Issey Miyake may have made his name based on his experimental and innovative approach to apparel, but the Japanese designer has been heavily boosting his brand’s bottom line by way of a collection of handbags. Since launching his Bao Bao bags, which consist of geometric-shaped pieces that “change flat surfaces into three-dimensional ones [when folded], creating a new form,” the collection has consisted of some of the best-sellers for the nearly 50-year old company, and with such popularity has come rampant copying.
The brand’s Bao Bao bags – which made their debut in 2000 – are some of the “most copied in the world,” says Issey Miyake’s President Director General for Europe, Tempe Brickhill. The influx replicas that plague Tokyo-based Miyake’s globally popular and heavily-copied bags means that the company has been forced to wage a war against fakes – from counterfeits being passed off by retailers in its native Japan to dead-ringers being sold for cheap in the U.S., including on Amazon’s marketplace.

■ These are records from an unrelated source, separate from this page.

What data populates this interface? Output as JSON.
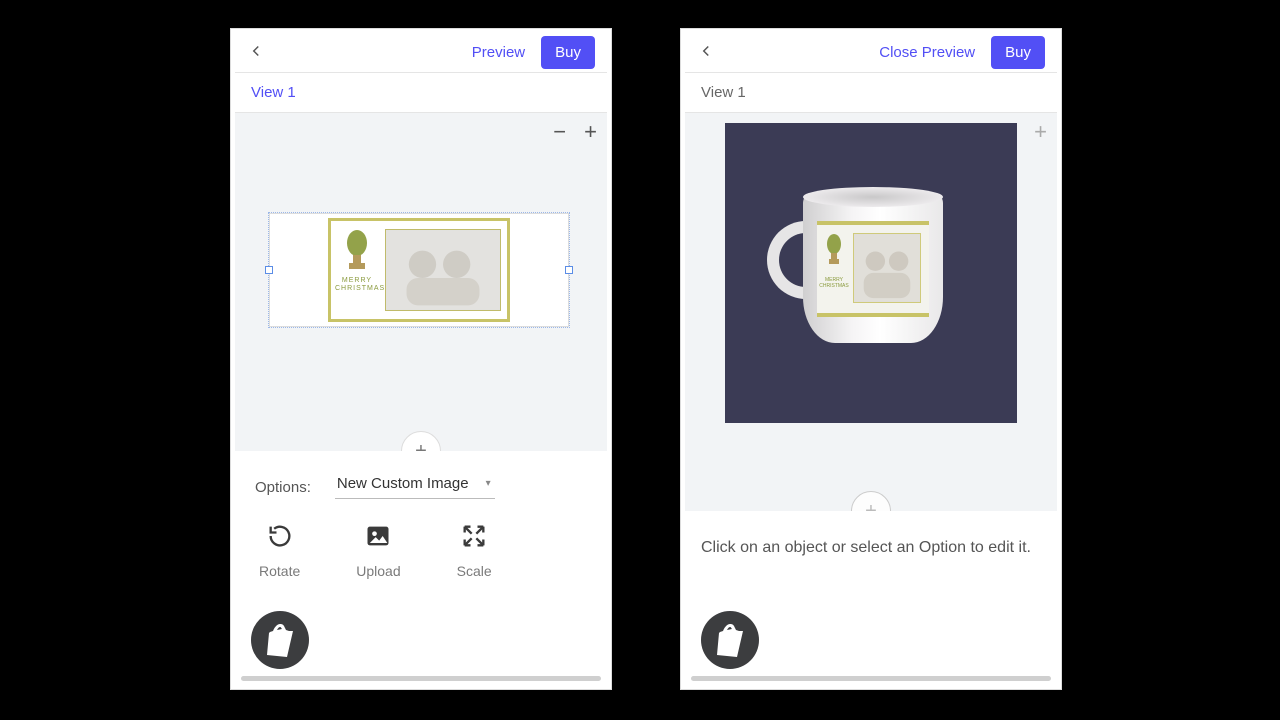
{
  "left": {
    "topbar": {
      "preview": "Preview",
      "buy": "Buy"
    },
    "view_tab": "View 1",
    "zoom": {
      "minus": "−",
      "plus": "+"
    },
    "card_text": "MERRY CHRISTMAS",
    "add_fab": "+",
    "options_label": "Options:",
    "options_value": "New Custom Image",
    "tools": {
      "rotate": "Rotate",
      "upload": "Upload",
      "scale": "Scale"
    }
  },
  "right": {
    "topbar": {
      "close": "Close Preview",
      "buy": "Buy"
    },
    "view_tab": "View 1",
    "zoom": {
      "minus": "−",
      "plus": "+"
    },
    "add_fab": "+",
    "hint": "Click on an object or select an Option to edit it."
  }
}
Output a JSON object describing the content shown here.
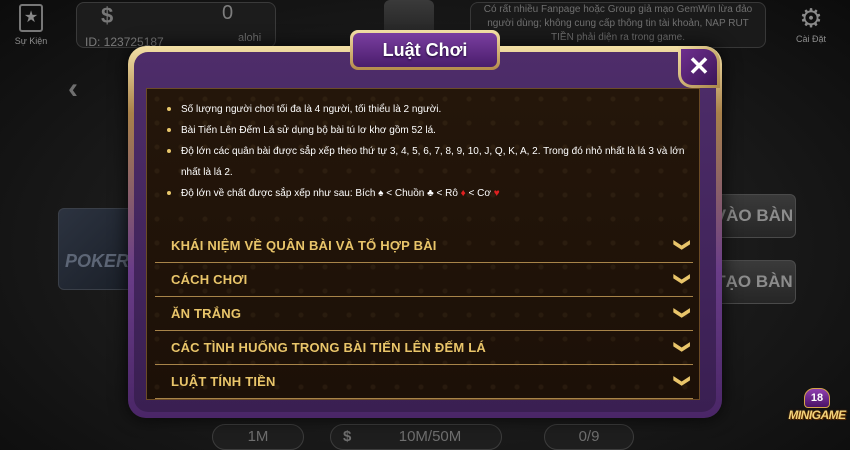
{
  "background": {
    "event_label": "Sự Kiện",
    "user_id": "ID: 123725187",
    "coins": "0",
    "player_name": "alohi",
    "notice": "Có rất nhiều Fanpage hoặc Group giả mạo GemWin lừa đảo người dùng; không cung cấp thông tin tài khoản, NAP RUT TIỀN phải diện ra trong game.",
    "settings_label": "Cài Đặt",
    "poker_label": "POKER",
    "join_button": "VÀO BÀN",
    "create_button": "TẠO BÀN",
    "bet_value": "1M",
    "range_value": "10M/50M",
    "players_value": "0/9",
    "minigame_badge": "18",
    "minigame_label": "MINIGAME"
  },
  "modal": {
    "title": "Luật Chơi",
    "close_label": "✕",
    "rules": [
      "Số lượng người chơi tối đa là 4 người, tối thiểu là 2 người.",
      "Bài Tiến Lên Đếm Lá sử dụng bộ bài tú lơ khơ gồm 52 lá.",
      "Độ lớn các quân bài được sắp xếp theo thứ tự 3, 4, 5, 6, 7, 8, 9, 10, J, Q, K, A, 2. Trong đó nhỏ nhất là lá 3 và lớn nhất là lá 2."
    ],
    "suit_rule": {
      "prefix": "Độ lớn về chất được sắp xếp như sau: Bích",
      "spade": "♠",
      "sep1": " < Chuồn",
      "club": "♣",
      "sep2": " < Rô",
      "diamond": "♦",
      "sep3": " < Cơ",
      "heart": "♥"
    },
    "sections": [
      "KHÁI NIỆM VỀ QUÂN BÀI VÀ TỔ HỢP BÀI",
      "CÁCH CHƠI",
      "ĂN TRẮNG",
      "CÁC TÌNH HUỐNG TRONG BÀI TIẾN LÊN ĐẾM LÁ",
      "LUẬT TÍNH TIỀN"
    ],
    "chevron": "❯"
  }
}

In the midst of an ongoing fight rival bag-maker centering on its Bao Bao bags, Issey Miyake has landed in a win in a separate but similar case. The Tokyo District Court sided with Issey Miyake in a decision last month, holding that Largu Co., Ltd., the parent company of handbag maker Avancer – which began manufacturing and selling exact replicas of Miyake’s Bao Bao bags – is on the hook for violating Japan’s Unfair Competition Prevention Act.
At the center of the case are “designs that may be mistaken for and misunderstood” as being Issey Miyake products, the brand argued in its complaint, citing claims of unfair competition and copyright infringement.

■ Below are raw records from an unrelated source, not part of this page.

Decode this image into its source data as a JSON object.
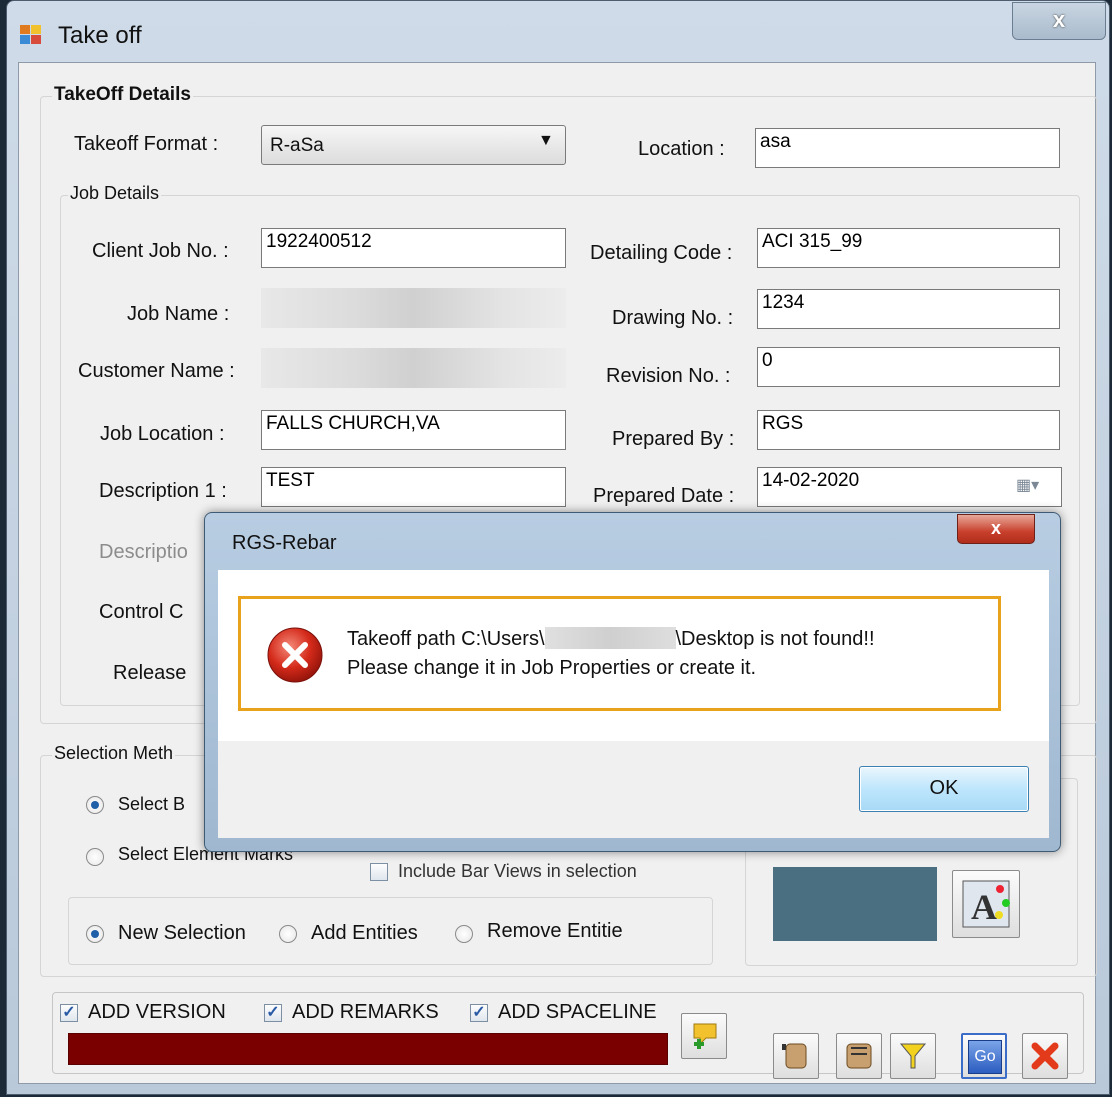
{
  "window": {
    "title": "Take off",
    "close": "x"
  },
  "takeoff_details": {
    "group_label": "TakeOff Details",
    "format_label": "Takeoff Format :",
    "format_value": "R-aSa",
    "location_label": "Location :",
    "location_value": "asa"
  },
  "job_details": {
    "group_label": "Job Details",
    "client_job_no_label": "Client Job No. :",
    "client_job_no": "1922400512",
    "detailing_code_label": "Detailing Code :",
    "detailing_code": "ACI 315_99",
    "job_name_label": "Job Name :",
    "drawing_no_label": "Drawing No. :",
    "drawing_no": "1234",
    "customer_name_label": "Customer Name :",
    "revision_no_label": "Revision No. :",
    "revision_no": "0",
    "job_location_label": "Job Location :",
    "job_location": "FALLS CHURCH,VA",
    "prepared_by_label": "Prepared By :",
    "prepared_by": "RGS",
    "description1_label": "Description 1 :",
    "description1": "TEST",
    "prepared_date_label": "Prepared Date :",
    "prepared_date": "14-02-2020",
    "description2_label": "Descriptio",
    "control_label": "Control C",
    "release_label": "Release"
  },
  "selection": {
    "group_label": "Selection Meth",
    "select_bar_label": "Select B",
    "select_element_label": "Select Element Marks",
    "include_bar_views": "Include Bar Views  in selection",
    "new_selection": "New Selection",
    "add_entities": "Add Entities",
    "remove_entities": "Remove Entitie"
  },
  "bottom": {
    "add_version": "ADD VERSION",
    "add_remarks": "ADD REMARKS",
    "add_spaceline": "ADD SPACELINE",
    "go_label": "Go"
  },
  "dialog": {
    "title": "RGS-Rebar",
    "message_part1": "Takeoff path C:\\Users\\",
    "message_part2": "\\Desktop is not found!!",
    "message_line2": "Please change it in Job Properties or create it.",
    "ok_label": "OK",
    "close": "x"
  },
  "colors": {
    "progress_bar": "#7a0000",
    "preview_swatch": "#4a6f80",
    "highlight": "#e8a21c"
  }
}
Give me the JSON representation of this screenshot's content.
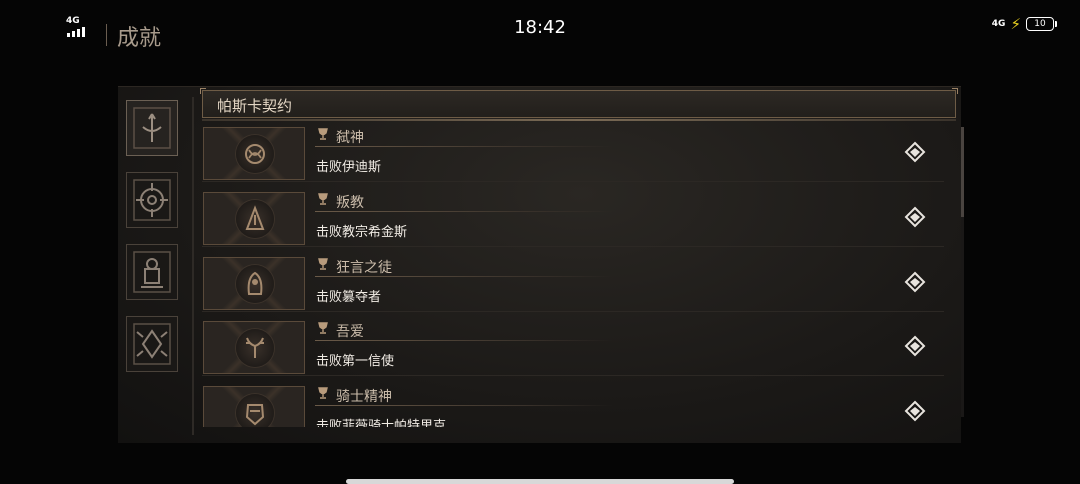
{
  "status": {
    "network_left": "4G",
    "time": "18:42",
    "network_right": "4G",
    "battery": "10"
  },
  "header": {
    "title": "成就"
  },
  "categories": [
    {
      "name": "trident-emblem-icon",
      "active": true
    },
    {
      "name": "crosshair-emblem-icon",
      "active": false
    },
    {
      "name": "lantern-emblem-icon",
      "active": false
    },
    {
      "name": "beetle-emblem-icon",
      "active": false
    }
  ],
  "section": {
    "title": "帕斯卡契约"
  },
  "achievements": [
    {
      "title": "弑神",
      "desc": "击败伊迪斯",
      "icon": "knot-medal-icon"
    },
    {
      "title": "叛教",
      "desc": "击败教宗希金斯",
      "icon": "spire-medal-icon"
    },
    {
      "title": "狂言之徒",
      "desc": "击败篡夺者",
      "icon": "hooded-figure-medal-icon"
    },
    {
      "title": "吾爱",
      "desc": "击败第一信使",
      "icon": "antlers-medal-icon"
    },
    {
      "title": "骑士精神",
      "desc": "击败菲薇骑士帕特里克",
      "icon": "helmet-medal-icon"
    }
  ],
  "colors": {
    "accent": "#8a7258",
    "panel": "#1b1917",
    "text_light": "#f0ebe4"
  }
}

Similar to U.S. trademark law, which defines infringement as the unauthorized use of a trademark on or in connection with goods and/or services in a manner that is likely to cause confusion, deception, or mistake about the source of the goods and/or service, Japan’s Unfair Competition Prevention Act makes it illegal to “create confusion with another person’s goods or business by using [trademark] belonging to a business … that is identical or similar to the another person’s [trademark] that is well-known among consumers as belonging to that person.”Issey Miyake bag (left) & Avancer bag (right)
Because the appearance of Issey Miyake’s Bao Bao bags, namely, the geometric shapes that make up the bag designs, is distinctive and due to the fact that the design “obtained a certain degree of popularity and reputation as a source indicator of the Issey Miyake [brand] by the time [Avancer] launched disputed bags in 2016,” the court found that they are protectable under the Unfair Competition Prevention Act.
As noted by Tokyo-based trademark lawyer Masaki Mikami, “In assessing the likelihood of confusion [between the plaintiff and defendant’s bags], the court dismissed Largu Co., Ltd.’s counterargument centering on the difference between the size and the exact shape of the triangular elements it uses and the ones used by Issey Miyake.” The court was unpersuaded, holding that despite the differences in the individual triangles, its bags, as a whole, “give rise to a same visual effect as Issey Miyake’s bags.”
Moreover, as noted by Mr. Mikami, unlike in the U.S., “Price difference is not a material factor to negate a likelihood of confusion [if] consumers [think of] the Issey Miyake when they see the defendant’s bags.”
While the court refused to side with Issey Miyake on its copyright infringement claim, holding that its bags are plaintiff’s goods are more “suitable for industrial design” protection, it did hand Miyake a win on unfair competition grounds, permanently barring Largu Co., Ltd. from manufacturing and selling any copycat Bao Bao bags going forth, and ordering the company to pay nearly $700,000 in damages to Issey Miyake.